The first bootcamp I organized in Bolivia based on these concepts was very basic, run on a shoestring budget, volunteer doctors including FEINS faculty, and with many technological challenges. But we successfully served about 30 residents from South America, with the support of the local neurosurgeons of Bolivia, Chile, Paraguay and Uruguay. Subsequently, with the further support of FEINS, Dr. Jack Rock and myself worked on a bootcamp for Myanmar. With Dr, Rocks extensive experience in Southeast Asia, and his extensive connections with industry, the bootcamp was very successful.
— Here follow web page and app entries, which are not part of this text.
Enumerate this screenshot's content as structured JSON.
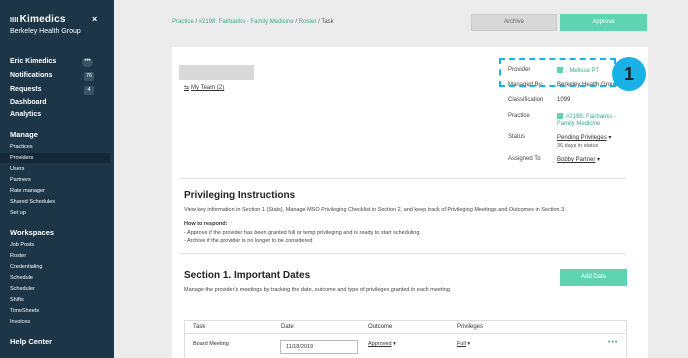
{
  "sidebar": {
    "brand": "Kimedics",
    "brand_mark": "IIII",
    "close": "×",
    "org": "Berkeley Health Group",
    "user": "Eric Kimedics",
    "user_menu": "•••",
    "main_items": [
      {
        "label": "Notifications",
        "badge": "76"
      },
      {
        "label": "Requests",
        "badge": "4"
      },
      {
        "label": "Dashboard",
        "badge": ""
      },
      {
        "label": "Analytics",
        "badge": ""
      }
    ],
    "manage_head": "Manage",
    "manage_items": [
      "Practices",
      "Providers",
      "Users",
      "Partners",
      "Rate manager",
      "Shared Schedules",
      "Set up"
    ],
    "workspaces_head": "Workspaces",
    "workspace_items": [
      "Job Posts",
      "Roster",
      "Credentialing",
      "Schedule",
      "Scheduler",
      "Shifts",
      "TimeSheets",
      "Invoices"
    ],
    "help": "Help Center"
  },
  "breadcrumb": {
    "practice": "Practice",
    "sep": " / ",
    "practice_name": "#2198: Fairbanks - Family Medicine",
    "roster": "Roster",
    "current": "Task"
  },
  "actions": {
    "archive": "Archive",
    "approve": "Approve"
  },
  "profile": {
    "my_team": "My Team (2)",
    "team_icon": "⇆",
    "provider_label": "Provider",
    "provider_value": ", Melissa PT",
    "managed_label": "Managed By",
    "managed_value": "Berkeley Health Group",
    "classification_label": "Classification",
    "classification_value": "1099",
    "practice_label": "Practice",
    "practice_value_1": "#2198: Fairbanks -",
    "practice_value_2": "Family Medicine",
    "status_label": "Status",
    "status_value": "Pending Privileges",
    "status_caret": "▾",
    "status_note": "36 days in status",
    "assigned_label": "Assigned To",
    "assigned_value": "Bobby Partner",
    "assigned_caret": "▾"
  },
  "callout": {
    "step": "1"
  },
  "instructions": {
    "title": "Privileging Instructions",
    "body": "View key information in Section 1 (Stats), Manage MSO Privileging Checklist in Section 2, and keep track of Privileging Meetings and Outcomes in Section 3.",
    "how_head": "How to respond:",
    "how_1": "- Approve if the provider has been granted full or temp privileging and is ready to start scheduling.",
    "how_2": "- Archive if the provider is no longer to be considered"
  },
  "section1": {
    "title": "Section 1. Important Dates",
    "body": "Manage the provider's meetings by tracking the date, outcome and type of privileges granted in each meeting.",
    "add_button": "Add Date",
    "columns": [
      "Task",
      "Date",
      "Outcome",
      "Privileges"
    ],
    "rows": [
      {
        "task": "Board Meeting",
        "date": "11/18/2019",
        "outcome": "Approved",
        "privileges": "Full",
        "caret": "▾",
        "menu": "•••"
      }
    ]
  },
  "colors": {
    "accent": "#5fd4b3",
    "sidebar": "#1c3647",
    "callout": "#1ab0e8"
  }
}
Dr. Rock has extended these efforts and developed bootcamps in other areas of Southeast Asia and most recently in Viet Nam.
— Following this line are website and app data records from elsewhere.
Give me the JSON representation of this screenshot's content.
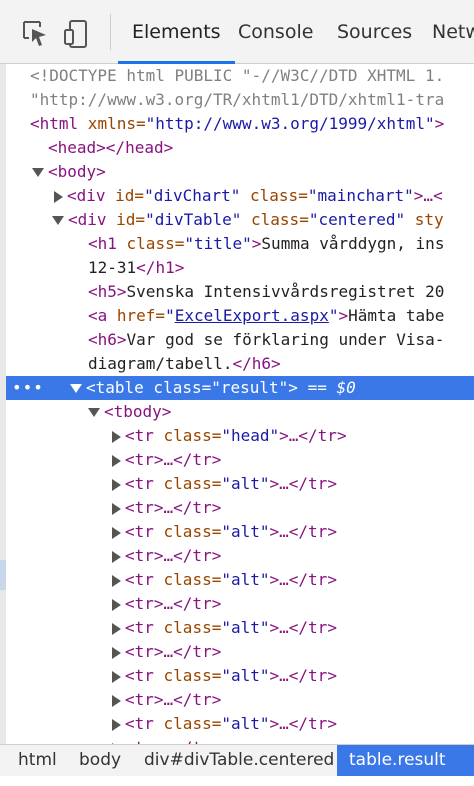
{
  "toolbar": {
    "icons": [
      "select-element-icon",
      "device-toggle-icon"
    ],
    "tabs": [
      {
        "label": "Elements",
        "active": true
      },
      {
        "label": "Console",
        "active": false
      },
      {
        "label": "Sources",
        "active": false
      },
      {
        "label": "Netw",
        "active": false
      }
    ]
  },
  "dom": {
    "doctype_1": "<!DOCTYPE html PUBLIC \"-//W3C//DTD XHTML 1.",
    "doctype_2": "\"http://www.w3.org/TR/xhtml1/DTD/xhtml1-tra",
    "html_open": "<html",
    "html_attr": " xmlns=",
    "html_val": "\"http://www.w3.org/1999/xhtml\"",
    "html_close": ">",
    "head": "<head></head>",
    "body_open": "<body>",
    "div_chart": {
      "tag_open": "<div",
      "attr1": " id=",
      "val1": "\"divChart\"",
      "attr2": " class=",
      "val2": "\"mainchart\"",
      "tail": ">…<"
    },
    "div_table": {
      "tag_open": "<div",
      "attr1": " id=",
      "val1": "\"divTable\"",
      "attr2": " class=",
      "val2": "\"centered\"",
      "tail": " sty"
    },
    "h1": {
      "open": "<h1",
      "attr": " class=",
      "val": "\"title\"",
      "text": "Summa vårddygn, ins",
      "cont": "12-31",
      "close": "</h1>"
    },
    "h5": {
      "open": "<h5>",
      "text": "Svenska Intensivvårdsregistret 20"
    },
    "a": {
      "open": "<a",
      "attr": " href=",
      "link": "ExcelExport.aspx",
      "text": "Hämta tabe"
    },
    "h6": {
      "open": "<h6>",
      "text": "Var god se förklaring under Visa-",
      "cont": "diagram/tabell.",
      "close": "</h6>"
    },
    "selected": {
      "dots": "•••",
      "open": "<table",
      "attr": " class=",
      "val": "\"result\"",
      "close": ">",
      "suffix": " == $0"
    },
    "tbody": "<tbody>",
    "rows": [
      {
        "tag": "<tr",
        "attr": " class=",
        "val": "\"head\"",
        "tail": ">…</tr>"
      },
      {
        "tag": "<tr>",
        "attr": "",
        "val": "",
        "tail": "…</tr>"
      },
      {
        "tag": "<tr",
        "attr": " class=",
        "val": "\"alt\"",
        "tail": ">…</tr>"
      },
      {
        "tag": "<tr>",
        "attr": "",
        "val": "",
        "tail": "…</tr>"
      },
      {
        "tag": "<tr",
        "attr": " class=",
        "val": "\"alt\"",
        "tail": ">…</tr>"
      },
      {
        "tag": "<tr>",
        "attr": "",
        "val": "",
        "tail": "…</tr>"
      },
      {
        "tag": "<tr",
        "attr": " class=",
        "val": "\"alt\"",
        "tail": ">…</tr>"
      },
      {
        "tag": "<tr>",
        "attr": "",
        "val": "",
        "tail": "…</tr>"
      },
      {
        "tag": "<tr",
        "attr": " class=",
        "val": "\"alt\"",
        "tail": ">…</tr>"
      },
      {
        "tag": "<tr>",
        "attr": "",
        "val": "",
        "tail": "…</tr>"
      },
      {
        "tag": "<tr",
        "attr": " class=",
        "val": "\"alt\"",
        "tail": ">…</tr>"
      },
      {
        "tag": "<tr>",
        "attr": "",
        "val": "",
        "tail": "…</tr>"
      },
      {
        "tag": "<tr",
        "attr": " class=",
        "val": "\"alt\"",
        "tail": ">…</tr>"
      },
      {
        "tag": "<tr>",
        "attr": "",
        "val": "",
        "tail": "…</tr>"
      }
    ]
  },
  "breadcrumbs": [
    {
      "label": "html",
      "active": false
    },
    {
      "label": "body",
      "active": false
    },
    {
      "label": "div#divTable.centered",
      "active": false
    },
    {
      "label": "table.result",
      "active": true
    }
  ],
  "colors": {
    "accent": "#3b78e7",
    "tag": "#881280",
    "attr_name": "#994500",
    "attr_value": "#1a1aa6"
  }
}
I attended this most recent one in Vietnam and I think it was wonderful in so many ways. We were able to accommodate 70 residents along with dozens of local host doctors. It was held in a beautiful space and without any technological difficulties. In other words, it ran smoothly and efficiently. Our industry partners were especially supportive and most helpful as well. And Vietnam is a lovely country. The people are so kind and seem so peaceful. I could feel the warm welcome of our local host neurosurgeons as well as the tangible enthusiasm and expressions of gratitude of the residents daily. I had pleasure of meeting the one female resident attendee, one of only 2 female residents in the country. I was assigned to her drilling station and observed that she was already quite skillful and confident. Her professor was very proud to introduce to me as well.

Education is a relationship. And I think the success of these international bootcamps depends on the relationships we have developed with the doctors in these developing countries, with many of the residents, and with our industry partners, and in this way we all learn from each other in a mutually respectful and open minded and openhearted way. It was truly a memorable experience, and I am honored to be part of it. And once again, a huge thanks to Dr. Jack Rock for all his incredible work and friendship throughout the years.

2022 Vietnam Neurosurgery Bootcamp

FIENS was able to participate as a co-sponsor in the 2022 Vietnam Neurosurgery Boot Camp along with the Danang University Medical school and Henry Ford Health Team, with generous sponsorship from Medtronic and Storz. Dr. Nguyen Ngoc Ba, Dr. Tra Tan Hoanh and Dr. Le Quang Huy partnered with us for the boot camp and were instrumental all along the way during the planning phases beginning nine months prior and the running of the boot camp.

Boot Camps are a great opportunity for resident learning and provide the local faculty with an excellent opportunity to teach. This is greatly appreciated by the faculty, and many thanked us for doing the boot camp in Vietnam; they are eager to have additional Boot Camps in the future.

The Boot Camp served approximately 80 students, including faculty and residents, and medical students, and was supported by nine international faculty and approximately 20 Vietnamese faculty representing the major medical centers in Hanoi, Danang, and Ho Chi Minh City. The support of the Danang Medical School was invaluable, and an extremely high-level Boot Camp took place with discussions by international and local faculty and hands-on experience in craniotomy, microsurgery, endoscopy, as well as standard positioning, ICP, and lumbar puncture. 

All of the residents had an opportunity to work on workstations featuring spinal fusion instruments, neuronavigation, microscopic techniques, endoscopy techniques, and a number of other techniques. 

It was particularly encouraging to see the enthusiasm of the Vietnamese medical specialists and their desire to continue such teaching well into the future. Dr. Dempsey and Dr. Rock were joined by FIENS treasurer Dr. Brandon Rocque and board member Richard Moser. This is the first Boot Camp to be held in Vietnam, which could well become a site for regional educational activities.     

Past Bootcamps